Collection entries:

+++

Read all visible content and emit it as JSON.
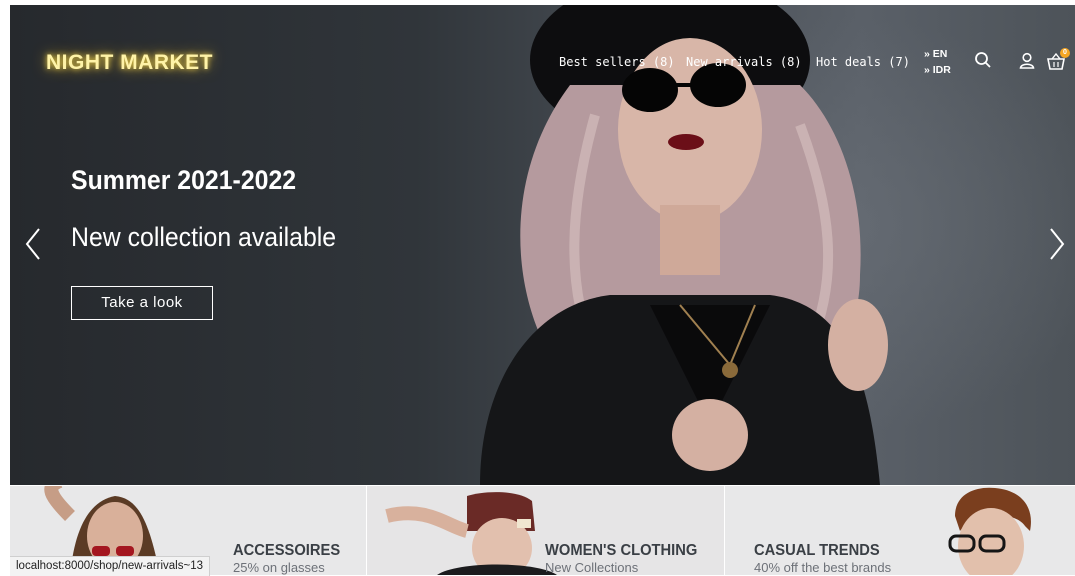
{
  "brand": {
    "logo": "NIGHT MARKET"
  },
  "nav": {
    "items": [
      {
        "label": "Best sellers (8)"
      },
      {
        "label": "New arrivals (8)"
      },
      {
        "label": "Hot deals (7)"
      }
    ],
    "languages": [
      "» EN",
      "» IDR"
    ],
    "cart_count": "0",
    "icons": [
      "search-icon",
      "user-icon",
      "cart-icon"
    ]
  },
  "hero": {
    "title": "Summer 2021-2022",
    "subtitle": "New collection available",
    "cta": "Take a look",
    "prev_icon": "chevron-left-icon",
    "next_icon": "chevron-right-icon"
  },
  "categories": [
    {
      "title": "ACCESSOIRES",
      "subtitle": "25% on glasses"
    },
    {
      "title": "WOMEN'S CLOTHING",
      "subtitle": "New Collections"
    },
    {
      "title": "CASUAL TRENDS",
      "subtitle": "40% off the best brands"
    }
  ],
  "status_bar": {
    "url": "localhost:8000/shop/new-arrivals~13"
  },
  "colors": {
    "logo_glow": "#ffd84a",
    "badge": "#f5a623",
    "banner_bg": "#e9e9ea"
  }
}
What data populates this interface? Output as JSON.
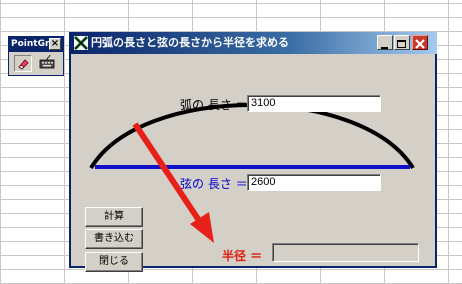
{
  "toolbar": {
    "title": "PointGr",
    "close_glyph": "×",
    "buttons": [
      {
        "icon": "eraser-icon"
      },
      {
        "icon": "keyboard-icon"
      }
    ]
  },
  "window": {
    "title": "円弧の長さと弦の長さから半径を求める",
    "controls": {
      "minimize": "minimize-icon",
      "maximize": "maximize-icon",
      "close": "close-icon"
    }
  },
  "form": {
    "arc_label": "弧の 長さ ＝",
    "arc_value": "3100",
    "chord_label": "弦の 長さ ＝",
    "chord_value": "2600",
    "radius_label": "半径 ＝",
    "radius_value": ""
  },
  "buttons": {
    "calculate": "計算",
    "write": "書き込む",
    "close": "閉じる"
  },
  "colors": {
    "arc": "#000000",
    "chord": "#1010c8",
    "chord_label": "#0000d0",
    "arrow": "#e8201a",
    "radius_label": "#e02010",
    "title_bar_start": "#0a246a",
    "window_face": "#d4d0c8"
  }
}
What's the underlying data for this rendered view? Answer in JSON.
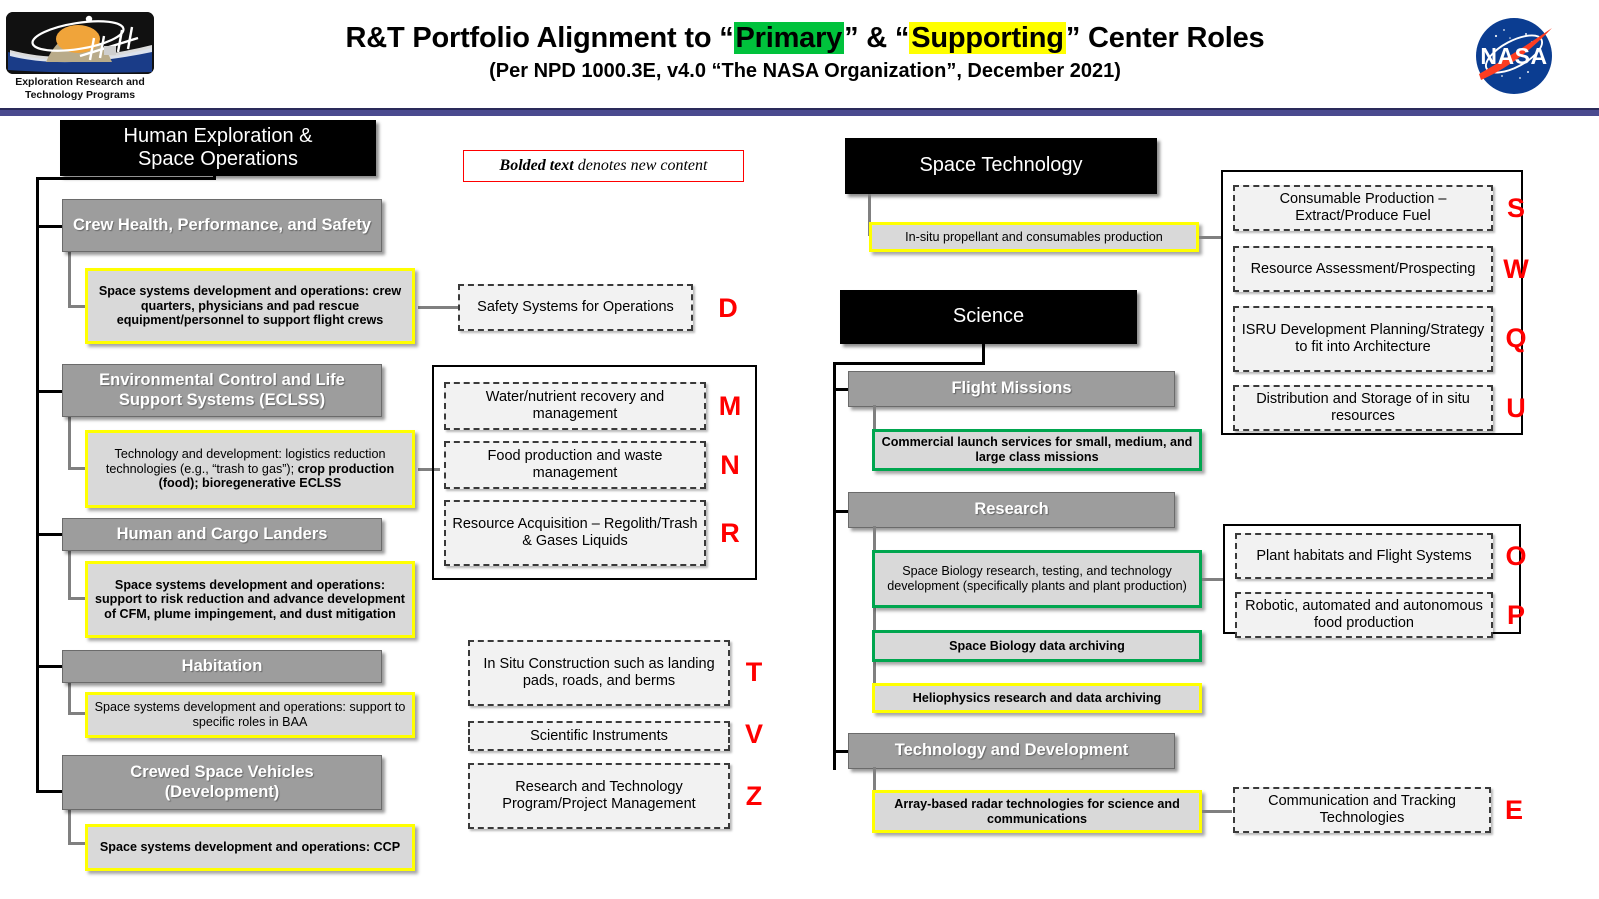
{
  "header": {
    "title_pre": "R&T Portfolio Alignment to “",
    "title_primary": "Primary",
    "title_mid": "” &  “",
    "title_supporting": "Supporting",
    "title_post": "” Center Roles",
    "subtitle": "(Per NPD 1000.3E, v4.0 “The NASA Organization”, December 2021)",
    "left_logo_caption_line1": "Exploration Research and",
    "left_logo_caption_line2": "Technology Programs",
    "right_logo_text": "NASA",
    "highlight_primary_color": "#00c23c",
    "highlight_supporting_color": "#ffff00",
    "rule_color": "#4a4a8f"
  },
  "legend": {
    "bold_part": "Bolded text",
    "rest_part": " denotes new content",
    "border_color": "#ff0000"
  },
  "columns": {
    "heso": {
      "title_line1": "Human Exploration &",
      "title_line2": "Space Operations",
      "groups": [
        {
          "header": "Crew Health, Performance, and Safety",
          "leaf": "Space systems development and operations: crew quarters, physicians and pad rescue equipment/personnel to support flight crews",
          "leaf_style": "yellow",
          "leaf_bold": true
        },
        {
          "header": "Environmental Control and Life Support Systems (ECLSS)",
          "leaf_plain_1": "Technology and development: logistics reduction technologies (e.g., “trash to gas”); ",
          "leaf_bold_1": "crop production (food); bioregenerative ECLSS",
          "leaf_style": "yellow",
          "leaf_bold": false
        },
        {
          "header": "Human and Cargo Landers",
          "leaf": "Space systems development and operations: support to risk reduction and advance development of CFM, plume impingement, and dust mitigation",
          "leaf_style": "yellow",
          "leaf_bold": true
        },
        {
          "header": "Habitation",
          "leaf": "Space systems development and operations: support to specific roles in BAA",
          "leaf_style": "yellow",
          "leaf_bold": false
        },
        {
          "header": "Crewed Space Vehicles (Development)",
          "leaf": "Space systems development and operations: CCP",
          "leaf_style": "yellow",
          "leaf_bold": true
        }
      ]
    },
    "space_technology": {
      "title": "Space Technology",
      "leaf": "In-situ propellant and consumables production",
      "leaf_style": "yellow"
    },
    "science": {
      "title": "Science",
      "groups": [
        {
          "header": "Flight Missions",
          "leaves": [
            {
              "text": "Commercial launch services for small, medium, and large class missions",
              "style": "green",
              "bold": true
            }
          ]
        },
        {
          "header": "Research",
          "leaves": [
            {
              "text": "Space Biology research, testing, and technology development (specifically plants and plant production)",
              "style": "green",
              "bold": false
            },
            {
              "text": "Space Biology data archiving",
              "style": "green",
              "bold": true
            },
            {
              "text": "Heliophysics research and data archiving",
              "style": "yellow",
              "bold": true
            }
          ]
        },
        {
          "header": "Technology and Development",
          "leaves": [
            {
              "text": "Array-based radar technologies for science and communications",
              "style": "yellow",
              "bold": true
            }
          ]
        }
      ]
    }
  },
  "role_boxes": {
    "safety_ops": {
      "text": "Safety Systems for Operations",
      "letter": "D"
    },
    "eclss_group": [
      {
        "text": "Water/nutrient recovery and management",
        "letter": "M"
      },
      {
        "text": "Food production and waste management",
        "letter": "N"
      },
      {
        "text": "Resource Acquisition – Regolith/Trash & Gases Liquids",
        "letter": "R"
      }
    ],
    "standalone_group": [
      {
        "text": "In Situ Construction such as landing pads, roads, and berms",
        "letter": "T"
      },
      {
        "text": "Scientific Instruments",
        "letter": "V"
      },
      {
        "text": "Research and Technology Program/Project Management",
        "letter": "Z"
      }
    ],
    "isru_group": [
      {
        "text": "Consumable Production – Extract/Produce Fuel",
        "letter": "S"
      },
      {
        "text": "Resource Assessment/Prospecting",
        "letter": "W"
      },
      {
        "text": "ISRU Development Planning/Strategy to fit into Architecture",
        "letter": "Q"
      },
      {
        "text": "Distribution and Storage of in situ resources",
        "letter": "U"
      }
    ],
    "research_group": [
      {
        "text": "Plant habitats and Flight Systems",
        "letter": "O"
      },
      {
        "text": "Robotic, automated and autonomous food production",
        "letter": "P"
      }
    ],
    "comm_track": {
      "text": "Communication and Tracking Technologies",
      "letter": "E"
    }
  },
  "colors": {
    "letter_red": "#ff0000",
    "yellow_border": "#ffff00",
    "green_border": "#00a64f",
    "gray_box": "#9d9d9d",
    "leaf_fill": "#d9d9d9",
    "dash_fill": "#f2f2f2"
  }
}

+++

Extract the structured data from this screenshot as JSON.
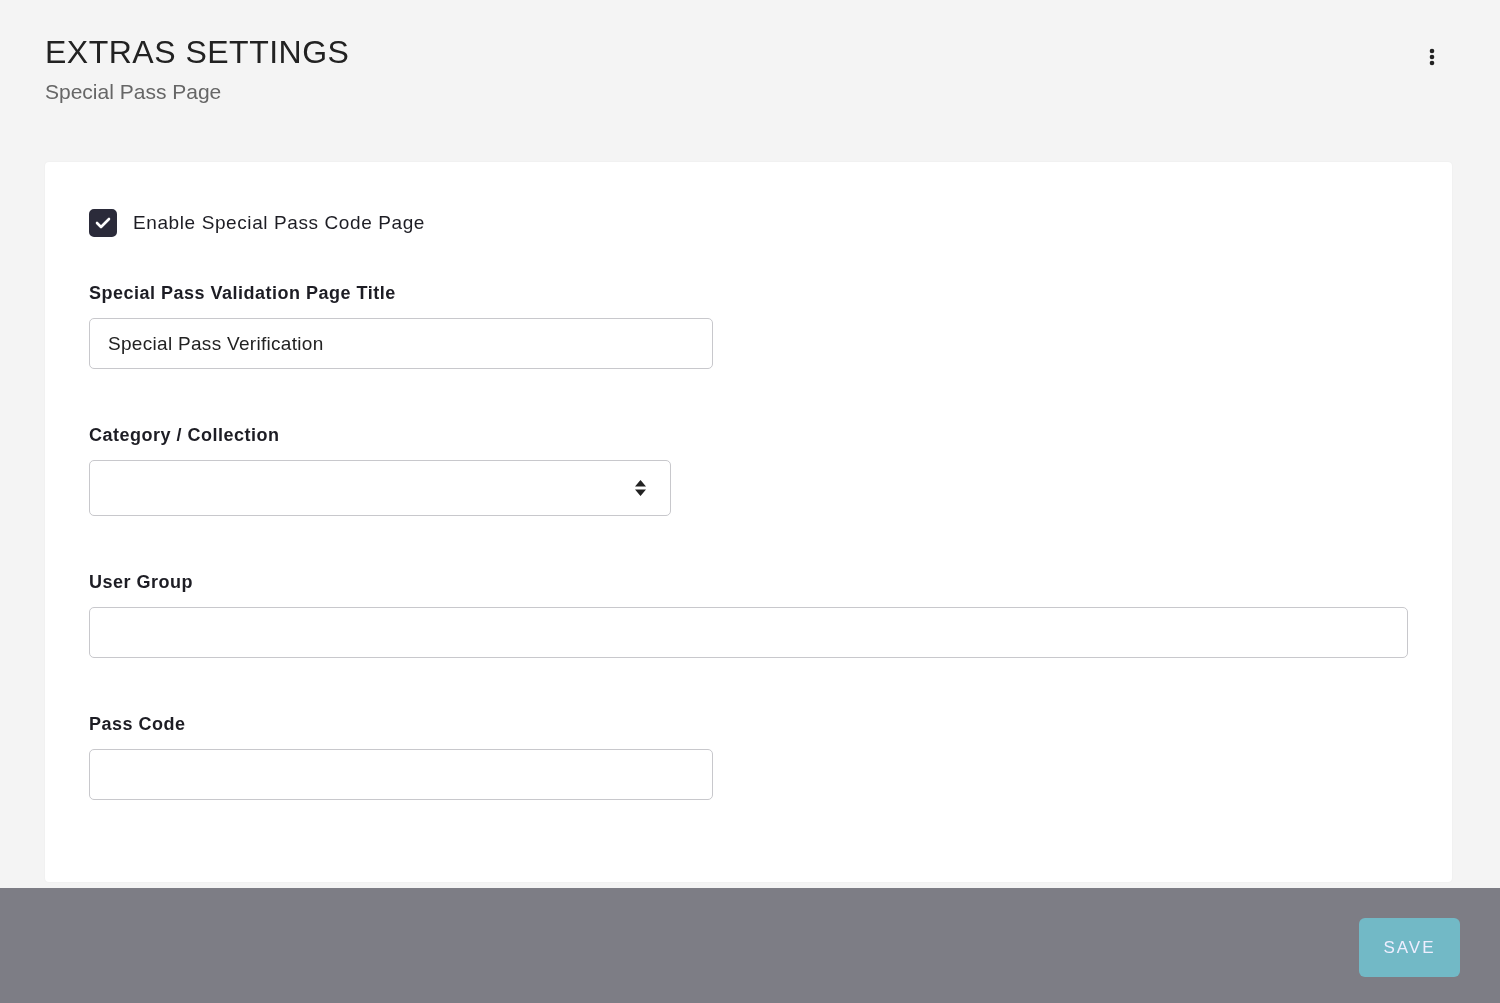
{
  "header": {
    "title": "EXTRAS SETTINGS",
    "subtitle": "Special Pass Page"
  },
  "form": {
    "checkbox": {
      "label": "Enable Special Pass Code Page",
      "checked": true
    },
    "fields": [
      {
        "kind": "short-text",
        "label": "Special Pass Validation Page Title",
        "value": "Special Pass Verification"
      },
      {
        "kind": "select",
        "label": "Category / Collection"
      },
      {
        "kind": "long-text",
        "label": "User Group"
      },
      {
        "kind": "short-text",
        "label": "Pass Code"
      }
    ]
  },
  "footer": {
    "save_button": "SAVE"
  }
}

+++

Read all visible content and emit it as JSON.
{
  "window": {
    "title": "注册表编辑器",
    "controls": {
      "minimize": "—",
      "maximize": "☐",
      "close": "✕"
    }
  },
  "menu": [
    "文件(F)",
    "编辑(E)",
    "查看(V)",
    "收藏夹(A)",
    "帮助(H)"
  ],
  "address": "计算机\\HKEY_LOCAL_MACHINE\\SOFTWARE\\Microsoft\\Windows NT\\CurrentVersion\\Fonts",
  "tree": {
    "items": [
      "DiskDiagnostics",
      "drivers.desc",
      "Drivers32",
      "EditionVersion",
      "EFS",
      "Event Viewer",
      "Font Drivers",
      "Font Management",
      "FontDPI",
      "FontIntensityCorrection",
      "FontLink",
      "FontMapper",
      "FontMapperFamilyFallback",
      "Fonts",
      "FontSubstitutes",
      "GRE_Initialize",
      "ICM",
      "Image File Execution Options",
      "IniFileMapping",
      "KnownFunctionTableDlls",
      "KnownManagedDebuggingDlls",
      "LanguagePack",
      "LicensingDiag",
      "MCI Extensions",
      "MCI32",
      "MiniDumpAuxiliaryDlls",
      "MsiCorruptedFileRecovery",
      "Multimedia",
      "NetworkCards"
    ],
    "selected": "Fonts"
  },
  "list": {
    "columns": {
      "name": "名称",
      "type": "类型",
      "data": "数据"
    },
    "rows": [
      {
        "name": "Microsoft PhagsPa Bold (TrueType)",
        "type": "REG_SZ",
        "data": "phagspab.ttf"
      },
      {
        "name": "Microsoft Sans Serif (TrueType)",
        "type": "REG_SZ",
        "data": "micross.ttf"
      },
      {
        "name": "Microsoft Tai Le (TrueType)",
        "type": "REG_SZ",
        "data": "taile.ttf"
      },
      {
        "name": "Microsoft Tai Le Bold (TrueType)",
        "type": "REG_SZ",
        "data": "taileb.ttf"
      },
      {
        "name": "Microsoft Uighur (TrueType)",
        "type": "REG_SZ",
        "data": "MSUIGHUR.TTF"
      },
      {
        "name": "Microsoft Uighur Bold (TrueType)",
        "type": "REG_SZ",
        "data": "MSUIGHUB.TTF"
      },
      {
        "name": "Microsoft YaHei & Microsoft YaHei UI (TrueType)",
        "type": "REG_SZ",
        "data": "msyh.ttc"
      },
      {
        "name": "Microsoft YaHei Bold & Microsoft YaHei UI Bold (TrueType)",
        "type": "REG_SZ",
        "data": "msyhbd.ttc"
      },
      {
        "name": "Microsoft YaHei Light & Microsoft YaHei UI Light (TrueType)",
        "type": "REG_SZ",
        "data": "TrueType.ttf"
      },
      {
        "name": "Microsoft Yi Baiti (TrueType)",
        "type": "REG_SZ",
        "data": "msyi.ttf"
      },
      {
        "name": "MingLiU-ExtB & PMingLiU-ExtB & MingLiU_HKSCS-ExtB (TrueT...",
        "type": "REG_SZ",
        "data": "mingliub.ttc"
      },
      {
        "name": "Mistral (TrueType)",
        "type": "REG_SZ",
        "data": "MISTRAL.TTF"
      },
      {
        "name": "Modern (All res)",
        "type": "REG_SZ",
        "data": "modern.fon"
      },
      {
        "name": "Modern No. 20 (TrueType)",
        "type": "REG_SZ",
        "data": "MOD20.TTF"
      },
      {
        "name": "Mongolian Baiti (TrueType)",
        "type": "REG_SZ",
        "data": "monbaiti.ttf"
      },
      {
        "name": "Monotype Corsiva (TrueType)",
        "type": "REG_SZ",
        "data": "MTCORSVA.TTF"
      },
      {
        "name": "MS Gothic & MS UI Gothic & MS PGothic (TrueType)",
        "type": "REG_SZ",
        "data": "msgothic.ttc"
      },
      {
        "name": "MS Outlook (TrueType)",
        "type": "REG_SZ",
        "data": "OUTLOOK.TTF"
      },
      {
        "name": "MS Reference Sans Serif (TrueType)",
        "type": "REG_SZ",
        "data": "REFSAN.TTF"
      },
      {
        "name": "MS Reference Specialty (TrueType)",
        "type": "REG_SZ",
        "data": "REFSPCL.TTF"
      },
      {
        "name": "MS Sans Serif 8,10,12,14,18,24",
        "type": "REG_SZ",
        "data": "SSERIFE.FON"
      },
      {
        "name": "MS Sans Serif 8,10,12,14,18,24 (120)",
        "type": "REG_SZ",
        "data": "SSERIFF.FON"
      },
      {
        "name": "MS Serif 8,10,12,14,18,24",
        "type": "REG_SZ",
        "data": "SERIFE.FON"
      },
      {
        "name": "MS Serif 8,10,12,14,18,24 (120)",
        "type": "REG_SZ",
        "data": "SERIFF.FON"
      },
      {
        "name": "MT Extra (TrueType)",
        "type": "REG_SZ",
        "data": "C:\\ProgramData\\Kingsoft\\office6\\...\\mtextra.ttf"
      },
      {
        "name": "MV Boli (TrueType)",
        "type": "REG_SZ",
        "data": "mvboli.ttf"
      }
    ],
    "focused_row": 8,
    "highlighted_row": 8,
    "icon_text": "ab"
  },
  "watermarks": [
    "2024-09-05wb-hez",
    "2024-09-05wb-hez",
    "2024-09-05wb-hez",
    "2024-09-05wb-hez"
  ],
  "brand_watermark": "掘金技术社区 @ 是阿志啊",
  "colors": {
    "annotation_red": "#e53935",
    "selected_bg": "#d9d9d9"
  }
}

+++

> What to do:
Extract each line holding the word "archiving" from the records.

> Your solution:
              "text": "Space Biology data archiving",
              "text": "Heliophysics research and data archiving",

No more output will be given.